Task details:
The required answer is an exact copy of the records below, without pictures.
(Beginning of Dataset)
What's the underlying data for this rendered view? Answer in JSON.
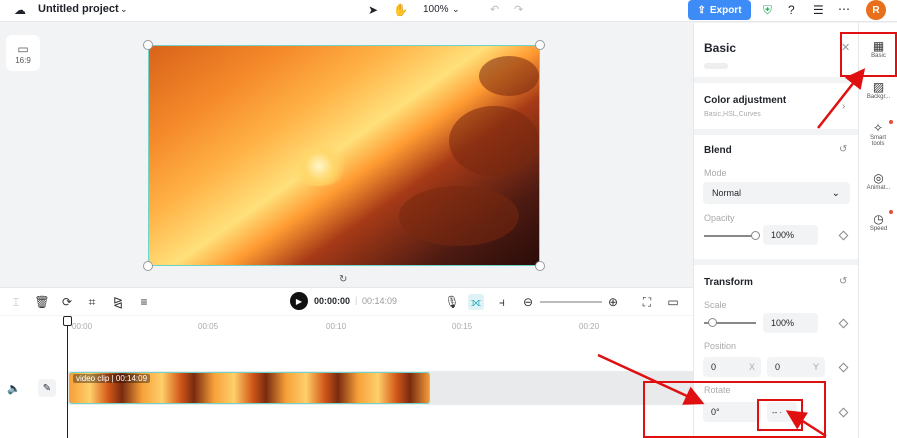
{
  "header": {
    "project_title": "Untitled project",
    "zoom": "100%",
    "export_label": "Export",
    "avatar_initial": "R"
  },
  "canvas": {
    "ratio_label": "16:9"
  },
  "playback": {
    "current_time": "00:00:00",
    "total_time": "00:14:09"
  },
  "timeline": {
    "ruler": [
      "00:00",
      "00:05",
      "00:10",
      "00:15",
      "00:20"
    ],
    "clip_label": "video clip",
    "clip_duration": "00:14:09"
  },
  "panel": {
    "title": "Basic",
    "color_adjustment": {
      "title": "Color adjustment",
      "subtitle": "Basic,HSL,Curves"
    },
    "blend": {
      "title": "Blend",
      "mode_label": "Mode",
      "mode_value": "Normal",
      "opacity_label": "Opacity",
      "opacity_value": "100%",
      "opacity_level": 1.0
    },
    "transform": {
      "title": "Transform",
      "scale_label": "Scale",
      "scale_value": "100%",
      "position_label": "Position",
      "position_x": "0",
      "position_x_axis": "X",
      "position_y": "0",
      "position_y_axis": "Y",
      "rotate_label": "Rotate",
      "rotate_value": "0°",
      "rotate_button": "-- ·"
    }
  },
  "sidebar": {
    "items": [
      {
        "label": "Basic",
        "icon": "film-icon"
      },
      {
        "label": "Backgr...",
        "icon": "background-icon"
      },
      {
        "label": "Smart tools",
        "icon": "magic-wand-icon"
      },
      {
        "label": "Animat...",
        "icon": "animation-icon"
      },
      {
        "label": "Speed",
        "icon": "speed-icon"
      }
    ]
  },
  "colors": {
    "accent": "#3d8bf7",
    "selection": "#6fd3c9",
    "annotation": "#e01010",
    "avatar": "#e8701a"
  }
}
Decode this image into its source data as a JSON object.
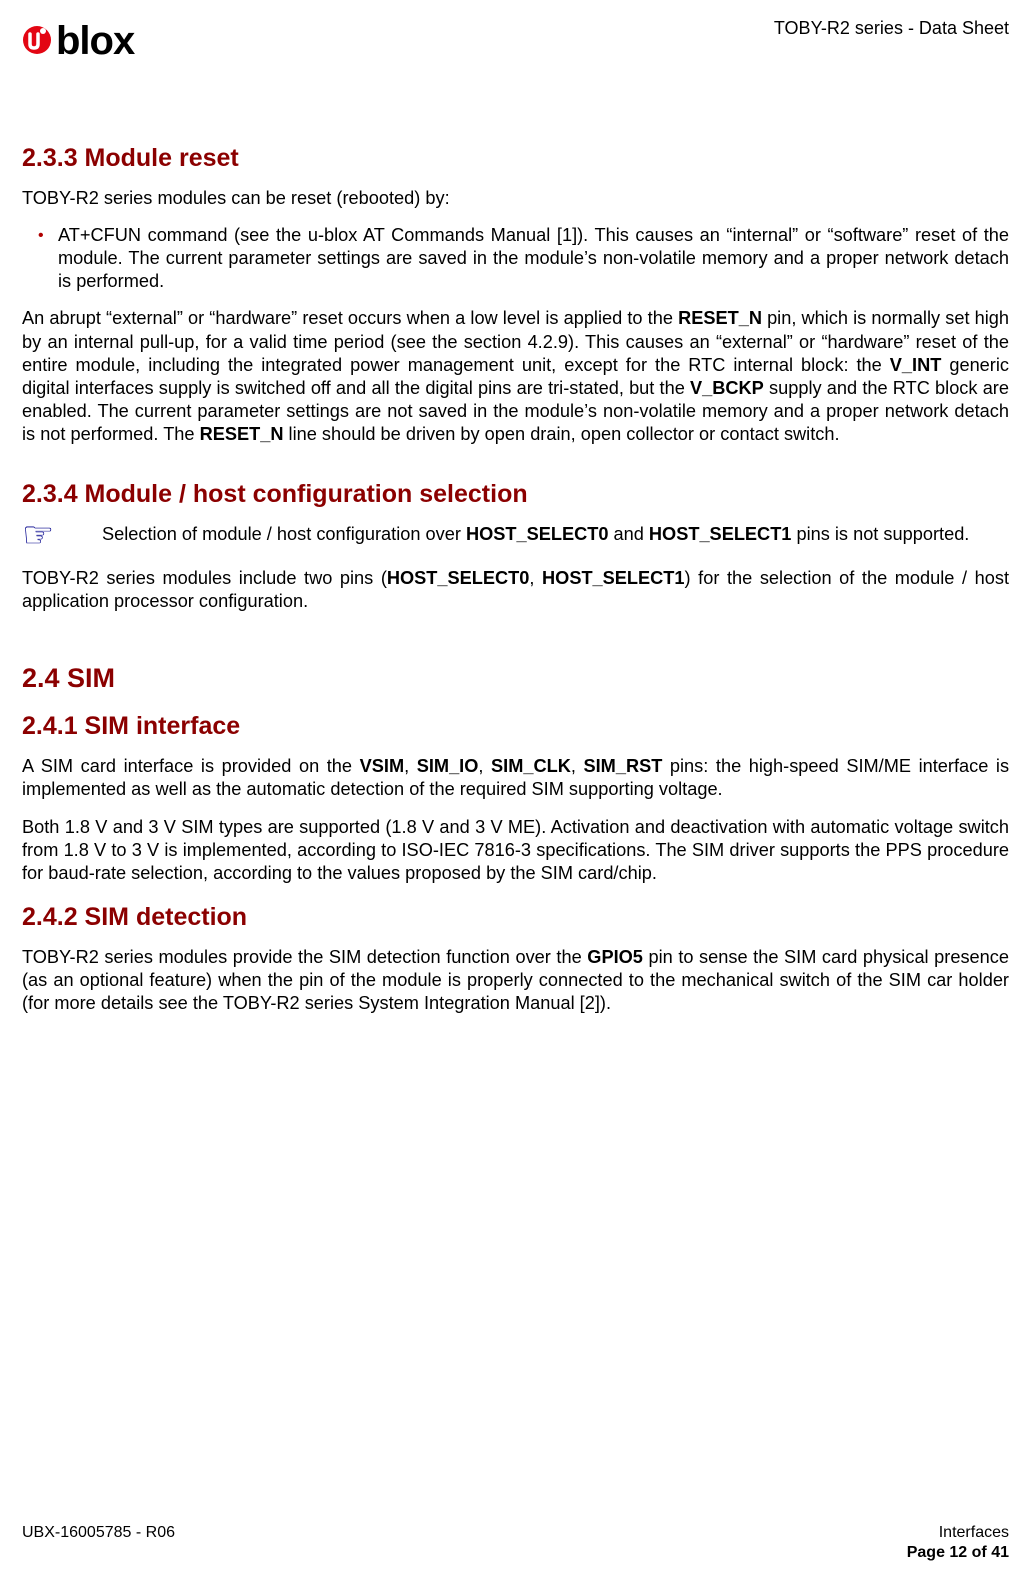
{
  "header": {
    "logo_text": "blox",
    "doc_title": "TOBY-R2 series - Data Sheet"
  },
  "sections": {
    "s233": {
      "heading": "2.3.3    Module reset",
      "p1": "TOBY-R2 series modules can be reset (rebooted) by:",
      "li1": "AT+CFUN command (see the u-blox AT Commands Manual [1]). This causes an “internal” or “software” reset of the module. The current parameter settings are saved in the module’s non-volatile memory and a proper network detach is performed.",
      "p2a": "An abrupt “external” or “hardware” reset occurs when a low level is applied to the ",
      "p2b_bold": "RESET_N",
      "p2c": " pin, which is normally set high by an internal pull-up, for a valid time period (see the section 4.2.9). This causes an “external” or “hardware” reset of the entire module, including the integrated power management unit, except for the RTC internal block: the ",
      "p2d_bold": "V_INT",
      "p2e": " generic digital interfaces supply is switched off and all the digital pins are tri-stated, but the ",
      "p2f_bold": "V_BCKP",
      "p2g": " supply and the RTC block are enabled. The current parameter settings are not saved in the module’s non-volatile memory and a proper network detach is not performed. The ",
      "p2h_bold": "RESET_N",
      "p2i": " line should be driven by open drain, open collector or contact switch."
    },
    "s234": {
      "heading": "2.3.4    Module / host configuration selection",
      "note_a": "Selection of module / host configuration over ",
      "note_b_bold": "HOST_SELECT0",
      "note_c": " and ",
      "note_d_bold": "HOST_SELECT1",
      "note_e": " pins is not supported.",
      "p1a": "TOBY-R2 series modules include two pins (",
      "p1b_bold": "HOST_SELECT0",
      "p1c": ", ",
      "p1d_bold": "HOST_SELECT1",
      "p1e": ") for the selection of the module / host application processor configuration."
    },
    "s24": {
      "heading": "2.4    SIM"
    },
    "s241": {
      "heading": "2.4.1    SIM interface",
      "p1a": "A SIM card interface is provided on the ",
      "p1b_bold": "VSIM",
      "p1c": ", ",
      "p1d_bold": "SIM_IO",
      "p1e": ", ",
      "p1f_bold": "SIM_CLK",
      "p1g": ", ",
      "p1h_bold": "SIM_RST",
      "p1i": " pins: the high-speed SIM/ME interface is implemented as well as the automatic detection of the required SIM supporting voltage.",
      "p2": "Both 1.8 V and 3 V SIM types are supported (1.8 V and 3 V ME). Activation and deactivation with automatic voltage switch from 1.8 V to 3 V is implemented, according to ISO-IEC 7816-3 specifications. The SIM driver supports the PPS procedure for baud-rate selection, according to the values proposed by the SIM card/chip."
    },
    "s242": {
      "heading": "2.4.2    SIM detection",
      "p1a": "TOBY-R2 series modules provide the SIM detection function over the ",
      "p1b_bold": "GPIO5",
      "p1c": " pin to sense the SIM card physical presence (as an optional feature) when the pin of the module is properly connected to the mechanical switch of the SIM car holder (for more details see the TOBY-R2 series System Integration Manual [2])."
    }
  },
  "footer": {
    "left": "UBX-16005785 - R06",
    "right_top": "Interfaces",
    "right_bottom": "Page 12 of 41"
  }
}
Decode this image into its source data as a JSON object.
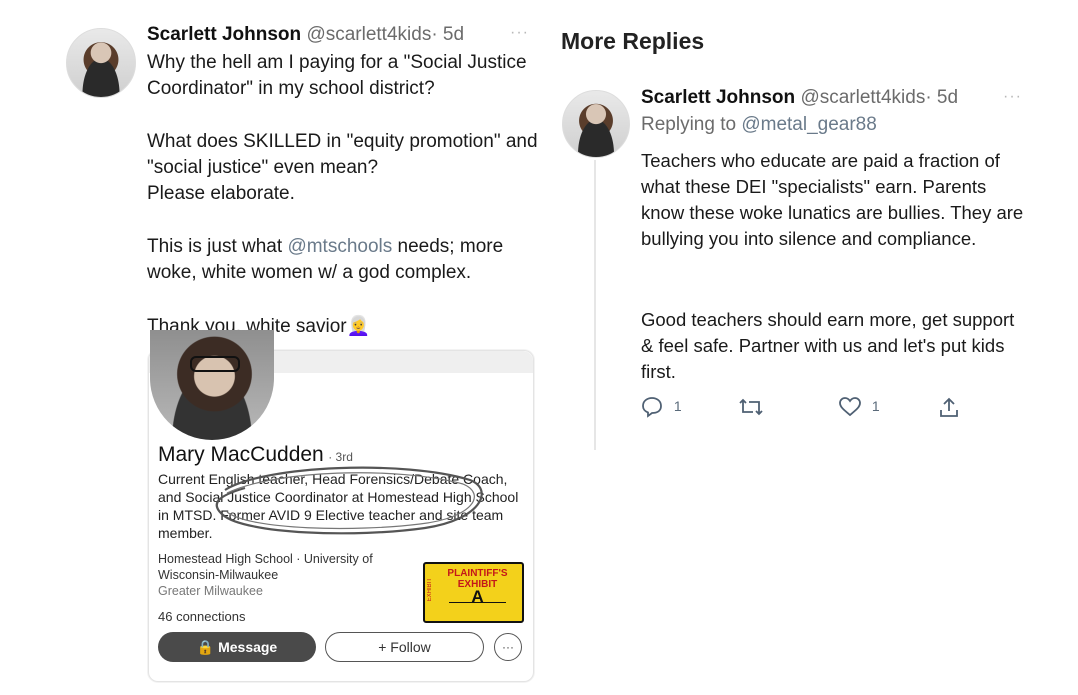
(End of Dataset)
Solution to this problem:
What's the underlying data for this rendered view? Answer in JSON.
{
  "header": {
    "project_title": "Untitled project",
    "zoom": "100%",
    "export_label": "Export",
    "avatar_initial": "R"
  },
  "canvas": {
    "ratio_label": "16:9"
  },
  "playback": {
    "current_time": "00:00:00",
    "total_time": "00:14:09"
  },
  "timeline": {
    "ruler": [
      "00:00",
      "00:05",
      "00:10",
      "00:15",
      "00:20"
    ],
    "clip_label": "video clip",
    "clip_duration": "00:14:09"
  },
  "panel": {
    "title": "Basic",
    "color_adjustment": {
      "title": "Color adjustment",
      "subtitle": "Basic,HSL,Curves"
    },
    "blend": {
      "title": "Blend",
      "mode_label": "Mode",
      "mode_value": "Normal",
      "opacity_label": "Opacity",
      "opacity_value": "100%",
      "opacity_level": 1.0
    },
    "transform": {
      "title": "Transform",
      "scale_label": "Scale",
      "scale_value": "100%",
      "position_label": "Position",
      "position_x": "0",
      "position_x_axis": "X",
      "position_y": "0",
      "position_y_axis": "Y",
      "rotate_label": "Rotate",
      "rotate_value": "0°",
      "rotate_button": "-- ·"
    }
  },
  "sidebar": {
    "items": [
      {
        "label": "Basic",
        "icon": "film-icon"
      },
      {
        "label": "Backgr...",
        "icon": "background-icon"
      },
      {
        "label": "Smart tools",
        "icon": "magic-wand-icon"
      },
      {
        "label": "Animat...",
        "icon": "animation-icon"
      },
      {
        "label": "Speed",
        "icon": "speed-icon"
      }
    ]
  },
  "colors": {
    "accent": "#3d8bf7",
    "selection": "#6fd3c9",
    "annotation": "#e01010",
    "avatar": "#e8701a"
  }
}
Decode this image into its source data as a JSON object.
{
  "header": {
    "logo_text": "blox",
    "doc_title": "TOBY-R2 series - Data Sheet"
  },
  "sections": {
    "s233": {
      "heading": "2.3.3    Module reset",
      "p1": "TOBY-R2 series modules can be reset (rebooted) by:",
      "li1": "AT+CFUN command (see the u-blox AT Commands Manual [1]). This causes an “internal” or “software” reset of the module. The current parameter settings are saved in the module’s non-volatile memory and a proper network detach is performed.",
      "p2a": "An abrupt “external” or “hardware” reset occurs when a low level is applied to the ",
      "p2b_bold": "RESET_N",
      "p2c": " pin, which is normally set high by an internal pull-up, for a valid time period (see the section 4.2.9). This causes an “external” or “hardware” reset of the entire module, including the integrated power management unit, except for the RTC internal block: the ",
      "p2d_bold": "V_INT",
      "p2e": " generic digital interfaces supply is switched off and all the digital pins are tri-stated, but the ",
      "p2f_bold": "V_BCKP",
      "p2g": " supply and the RTC block are enabled. The current parameter settings are not saved in the module’s non-volatile memory and a proper network detach is not performed. The ",
      "p2h_bold": "RESET_N",
      "p2i": " line should be driven by open drain, open collector or contact switch."
    },
    "s234": {
      "heading": "2.3.4    Module / host configuration selection",
      "note_a": "Selection of module / host configuration over ",
      "note_b_bold": "HOST_SELECT0",
      "note_c": " and ",
      "note_d_bold": "HOST_SELECT1",
      "note_e": " pins is not supported.",
      "p1a": "TOBY-R2 series modules include two pins (",
      "p1b_bold": "HOST_SELECT0",
      "p1c": ", ",
      "p1d_bold": "HOST_SELECT1",
      "p1e": ") for the selection of the module / host application processor configuration."
    },
    "s24": {
      "heading": "2.4    SIM"
    },
    "s241": {
      "heading": "2.4.1    SIM interface",
      "p1a": "A SIM card interface is provided on the ",
      "p1b_bold": "VSIM",
      "p1c": ", ",
      "p1d_bold": "SIM_IO",
      "p1e": ", ",
      "p1f_bold": "SIM_CLK",
      "p1g": ", ",
      "p1h_bold": "SIM_RST",
      "p1i": " pins: the high-speed SIM/ME interface is implemented as well as the automatic detection of the required SIM supporting voltage.",
      "p2": "Both 1.8 V and 3 V SIM types are supported (1.8 V and 3 V ME). Activation and deactivation with automatic voltage switch from 1.8 V to 3 V is implemented, according to ISO-IEC 7816-3 specifications. The SIM driver supports the PPS procedure for baud-rate selection, according to the values proposed by the SIM card/chip."
    },
    "s242": {
      "heading": "2.4.2    SIM detection",
      "p1a": "TOBY-R2 series modules provide the SIM detection function over the ",
      "p1b_bold": "GPIO5",
      "p1c": " pin to sense the SIM card physical presence (as an optional feature) when the pin of the module is properly connected to the mechanical switch of the SIM car holder (for more details see the TOBY-R2 series System Integration Manual [2])."
    }
  },
  "footer": {
    "left": "UBX-16005785 - R06",
    "right_top": "Interfaces",
    "right_bottom": "Page 12 of 41"
  }
}
Decode this image into its source data as a JSON object.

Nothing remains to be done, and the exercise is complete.